Scania reveals plans to launch full-size 40-ton capacity long-range electric truck
Swedish manufacturer Scania AB has announced that it is working on a new long-distance electric truck that will be able to carry a total weight of 40 tons for more than four hours on single charge and fast recharge during the drivers’ compulsory 45-minute rest-time.
Scania has already introduced environment-friendly commercial vehicles like all-electric buses and plug-in hybrid trucks. Pushing ahead with its long term goal of electrification of its entire portfolio, the company aims to increase its share of electrified vehicles out of the total sales in Europe to 10 per cent by 2025, and 50 per cent by 2030.
The company has plans to launch at least one new electric product in the bus & truck segment every year.
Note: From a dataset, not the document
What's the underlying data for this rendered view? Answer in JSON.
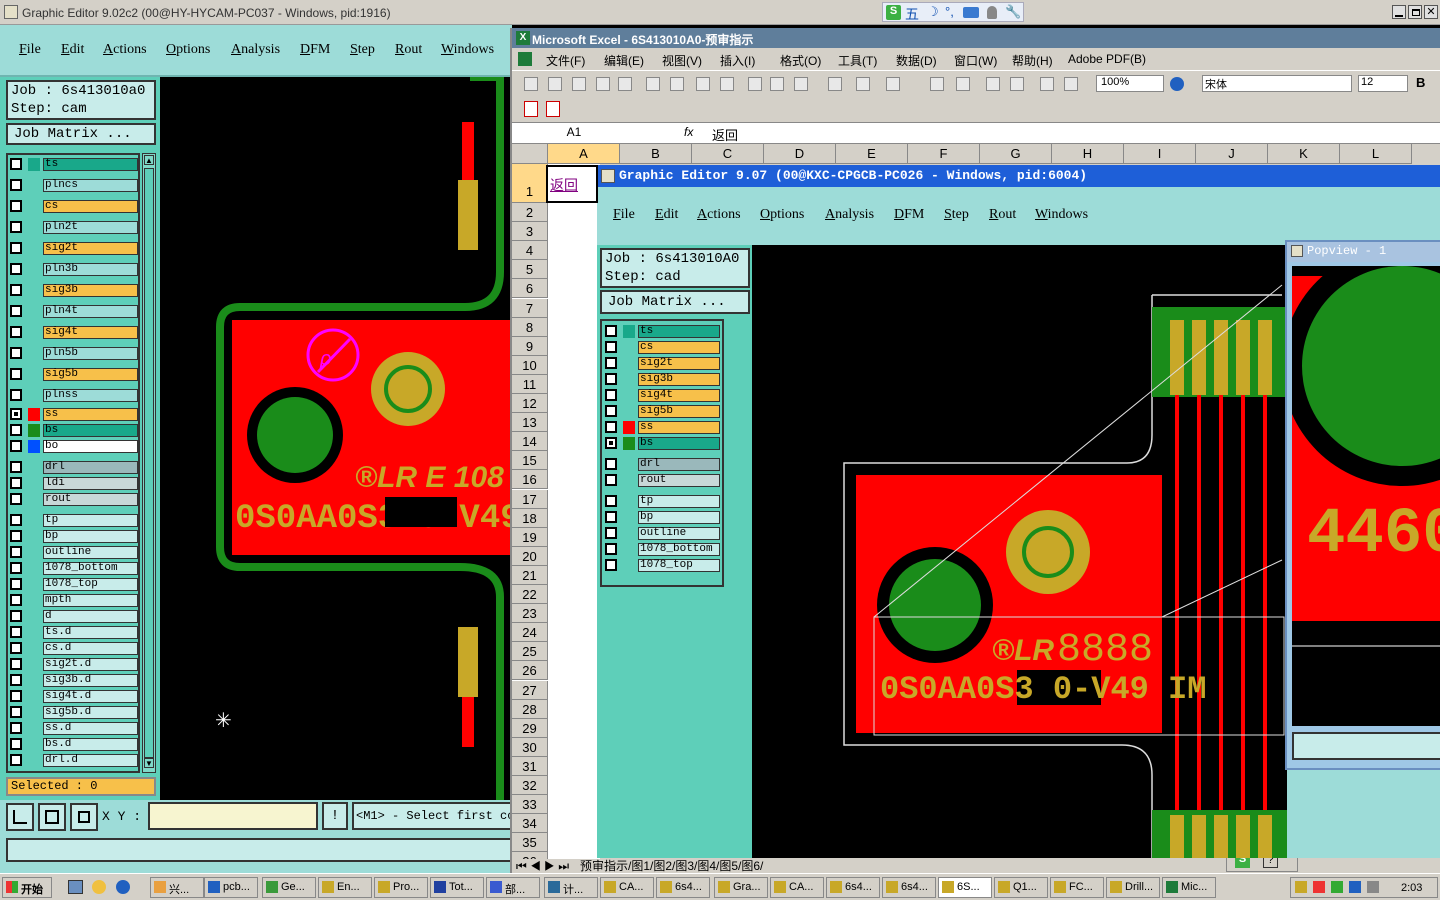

It acknowledges that fact that technology improvements in the fields of battery energy density, charging times and other aspects of battery electric vehicles (BEVs) have allowed it to introduce new EV technologies in the recent past. Gradually, the improvements in the EV technologies are expected to help the company to overtake fossil and biofuel powered solutions in most transport applications.
At present, Scania's electric truck comes equipped with 300-kWh battery that offers a range of up to 250 km (roughly 155 miles). But, the company says that it will launch a new full-size electric truck within next few years that will have the ability to carry 40t (40,000 kg / 88,000 pound) for 4.5 hours and get fast recharged during the drivers’ compulsory 45-minute rest.
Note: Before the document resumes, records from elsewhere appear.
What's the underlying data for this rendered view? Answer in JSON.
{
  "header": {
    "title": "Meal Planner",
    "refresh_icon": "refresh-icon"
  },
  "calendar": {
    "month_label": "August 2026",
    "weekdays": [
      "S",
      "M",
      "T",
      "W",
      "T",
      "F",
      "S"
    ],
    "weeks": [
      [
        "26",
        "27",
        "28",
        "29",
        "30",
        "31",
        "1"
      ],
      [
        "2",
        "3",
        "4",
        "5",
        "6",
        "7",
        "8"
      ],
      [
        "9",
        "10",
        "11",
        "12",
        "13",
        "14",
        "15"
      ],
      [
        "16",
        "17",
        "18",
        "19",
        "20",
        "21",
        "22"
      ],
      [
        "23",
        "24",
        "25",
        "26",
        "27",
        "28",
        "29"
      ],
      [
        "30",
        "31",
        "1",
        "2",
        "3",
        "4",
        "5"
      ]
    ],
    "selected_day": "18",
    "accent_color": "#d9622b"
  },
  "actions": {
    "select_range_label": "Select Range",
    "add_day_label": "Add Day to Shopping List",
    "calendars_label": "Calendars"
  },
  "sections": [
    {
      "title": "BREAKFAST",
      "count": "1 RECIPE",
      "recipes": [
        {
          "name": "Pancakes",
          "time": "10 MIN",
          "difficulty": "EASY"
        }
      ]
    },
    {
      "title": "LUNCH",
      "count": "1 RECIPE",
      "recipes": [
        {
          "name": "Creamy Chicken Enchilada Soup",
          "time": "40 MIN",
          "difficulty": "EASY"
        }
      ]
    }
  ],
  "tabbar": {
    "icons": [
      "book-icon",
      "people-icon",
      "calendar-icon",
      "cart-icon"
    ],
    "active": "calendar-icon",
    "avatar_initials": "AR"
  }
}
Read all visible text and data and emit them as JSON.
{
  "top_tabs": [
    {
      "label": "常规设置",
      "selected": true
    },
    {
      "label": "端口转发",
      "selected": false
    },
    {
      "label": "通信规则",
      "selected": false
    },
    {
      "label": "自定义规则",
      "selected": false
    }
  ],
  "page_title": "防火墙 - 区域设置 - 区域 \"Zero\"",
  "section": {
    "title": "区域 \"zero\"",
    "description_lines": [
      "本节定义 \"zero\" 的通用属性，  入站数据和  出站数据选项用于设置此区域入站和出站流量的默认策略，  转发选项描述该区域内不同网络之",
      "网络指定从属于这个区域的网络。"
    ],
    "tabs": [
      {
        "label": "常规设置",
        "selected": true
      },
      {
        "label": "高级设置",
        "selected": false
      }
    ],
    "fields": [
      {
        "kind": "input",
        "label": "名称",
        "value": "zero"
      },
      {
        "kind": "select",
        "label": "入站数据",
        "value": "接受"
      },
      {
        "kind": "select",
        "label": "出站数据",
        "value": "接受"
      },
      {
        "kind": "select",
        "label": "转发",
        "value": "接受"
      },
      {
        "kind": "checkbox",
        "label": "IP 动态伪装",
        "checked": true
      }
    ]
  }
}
Announcing its future plans, Scania said, “In a few years’ time, Scania plans to introduce long-distance electric trucks that will be able to carry a total weight of 40 tonnes for 4.5 hours, and fast charge during the drivers’ compulsory 45-minute rest.”
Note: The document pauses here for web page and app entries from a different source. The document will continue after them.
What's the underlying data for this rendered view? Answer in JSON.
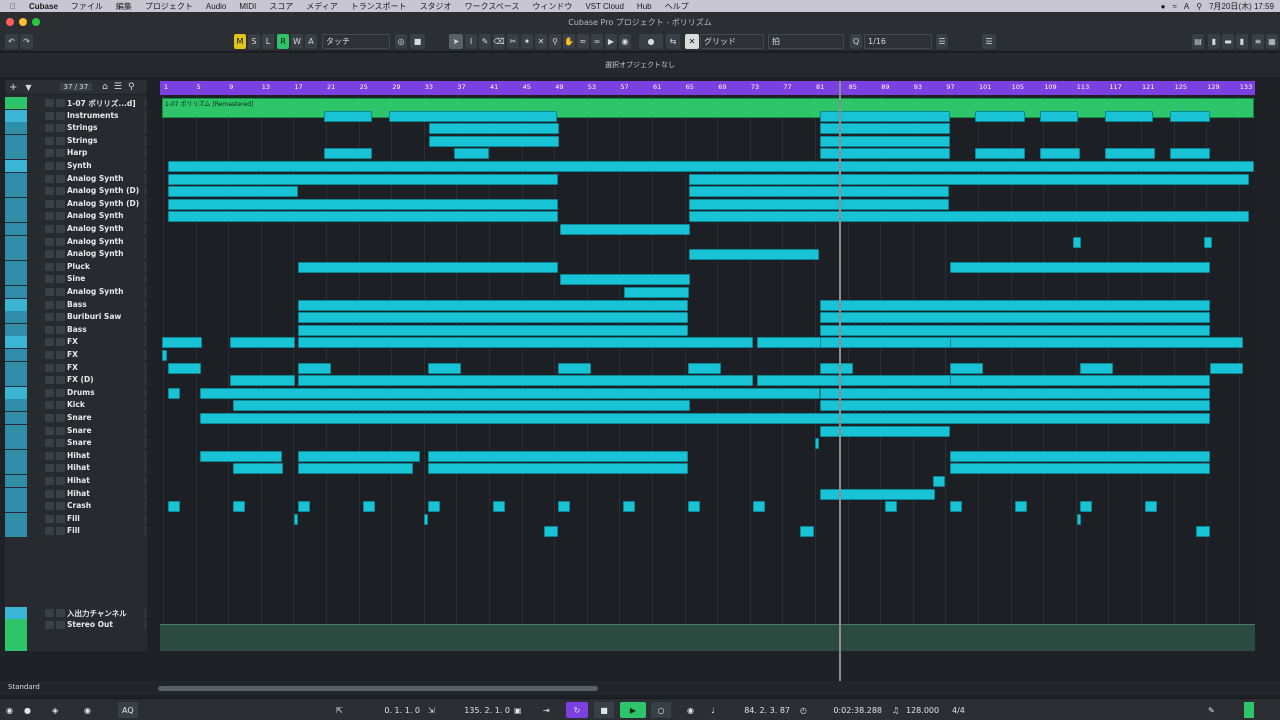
{
  "menubar": {
    "app": "Cubase",
    "items": [
      "ファイル",
      "編集",
      "プロジェクト",
      "Audio",
      "MIDI",
      "スコア",
      "メディア",
      "トランスポート",
      "スタジオ",
      "ワークスペース",
      "ウィンドウ",
      "VST Cloud",
      "Hub",
      "ヘルプ"
    ],
    "clock": "7月20日(木) 17:59"
  },
  "window": {
    "title": "Cubase Pro プロジェクト - ポリリズム"
  },
  "toolbar": {
    "m": "M",
    "s": "S",
    "l": "L",
    "r": "R",
    "w": "W",
    "a": "A",
    "automation_mode": "タッチ",
    "snap_type": "グリッド",
    "grid_type": "拍",
    "quantize": "1/16"
  },
  "infoline": {
    "text": "選択オブジェクトなし"
  },
  "trackheader": {
    "count": "37 / 37"
  },
  "tracks": [
    {
      "name": "1-07 ポリリズ...d]",
      "folder": false
    },
    {
      "name": "Instruments",
      "folder": true
    },
    {
      "name": "Strings",
      "folder": false
    },
    {
      "name": "Strings",
      "folder": false
    },
    {
      "name": "Harp",
      "folder": false
    },
    {
      "name": "Synth",
      "folder": true
    },
    {
      "name": "Analog Synth",
      "folder": false
    },
    {
      "name": "Analog Synth (D)",
      "folder": false
    },
    {
      "name": "Analog Synth (D)",
      "folder": false
    },
    {
      "name": "Analog Synth",
      "folder": false
    },
    {
      "name": "Analog Synth",
      "folder": false
    },
    {
      "name": "Analog Synth",
      "folder": false
    },
    {
      "name": "Analog Synth",
      "folder": false
    },
    {
      "name": "Pluck",
      "folder": false
    },
    {
      "name": "Sine",
      "folder": false
    },
    {
      "name": "Analog Synth",
      "folder": false
    },
    {
      "name": "Bass",
      "folder": true
    },
    {
      "name": "Buriburi Saw",
      "folder": false
    },
    {
      "name": "Bass",
      "folder": false
    },
    {
      "name": "FX",
      "folder": true
    },
    {
      "name": "FX",
      "folder": false
    },
    {
      "name": "FX",
      "folder": false
    },
    {
      "name": "FX (D)",
      "folder": false
    },
    {
      "name": "Drums",
      "folder": true
    },
    {
      "name": "Kick",
      "folder": false
    },
    {
      "name": "Snare",
      "folder": false
    },
    {
      "name": "Snare",
      "folder": false
    },
    {
      "name": "Snare",
      "folder": false
    },
    {
      "name": "Hihat",
      "folder": false
    },
    {
      "name": "Hihat",
      "folder": false
    },
    {
      "name": "Hihat",
      "folder": false
    },
    {
      "name": "Hihat",
      "folder": false
    },
    {
      "name": "Crash",
      "folder": false
    },
    {
      "name": "Fill",
      "folder": false
    },
    {
      "name": "Fill",
      "folder": false
    },
    {
      "name": "入出力チャンネル",
      "folder": true
    },
    {
      "name": "Stereo Out",
      "folder": false
    }
  ],
  "ruler": {
    "bars": [
      "1",
      "5",
      "9",
      "13",
      "17",
      "21",
      "25",
      "29",
      "33",
      "37",
      "41",
      "45",
      "49",
      "53",
      "57",
      "61",
      "65",
      "69",
      "73",
      "77",
      "81",
      "85",
      "89",
      "93",
      "97",
      "101",
      "105",
      "109",
      "113",
      "117",
      "121",
      "125",
      "129",
      "133"
    ]
  },
  "audio_event": {
    "label": "1-07 ポリリズム [Remastered]"
  },
  "bottom": {
    "preset": "Standard"
  },
  "transport": {
    "left_locator": "0. 1. 1.   0",
    "right_locator": "135. 2. 1.   0",
    "position": "84. 2. 3. 87",
    "time": "0:02:38.288",
    "tempo": "128.000",
    "signature": "4/4",
    "aq": "AQ"
  },
  "colors": {
    "accent": "#19c3d6",
    "ruler": "#7c3fe0",
    "audio_green": "#2ec46a"
  }
}
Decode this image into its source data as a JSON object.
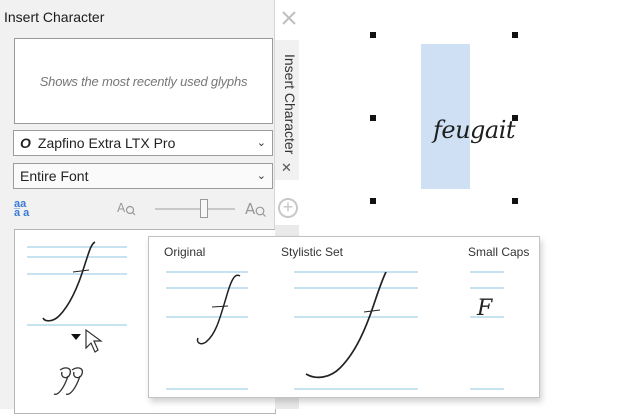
{
  "panel": {
    "title": "Insert Character",
    "recent_placeholder": "Shows the most recently used glyphs",
    "font_name": "Zapfino Extra LTX Pro",
    "range": "Entire Font",
    "vertical_tab_label": "Insert Character"
  },
  "flyout": {
    "original_label": "Original",
    "stylistic_label": "Stylistic Set",
    "smallcaps_label": "Small Caps",
    "smallcaps_glyph": "F"
  },
  "canvas": {
    "word": "feugait"
  },
  "colors": {
    "panel_bg": "#f1f1f1",
    "guide_blue": "#8fc4e3",
    "selection_fill": "#cfe0f4",
    "accent": "#3a7bd5"
  },
  "icons": {
    "close": "close-icon",
    "font": "font-type-icon",
    "dropdown": "chevron-down-icon",
    "case": "aa-case-icon",
    "zoom_out": "zoom-out-icon",
    "zoom_in": "zoom-in-icon",
    "add": "plus-circle-icon",
    "cursor": "pointer-cursor-icon"
  }
}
Despite making huge investments in hydrogen technologies, Scania has no plans to continue with FCVs. The first reason is that energy efficiency of FCVs is just around a third of the BEVs. In simple words, FCVs use three times more renewable electricity to generate hydrogen and cover the same distance. Moreover, FCVs are more complex and require more maintenance in addition to higher cost. However, Scania engineers have gained important insights from these early technologies that will help the company in producing Futuristic ERV technologies.
According to Scania's experience, BEVs offer a range of advantages over conventional vehicles. In addition to trimming down carbon emissions, BEVs delivers higher uptime and lower costs per km or hour of operations.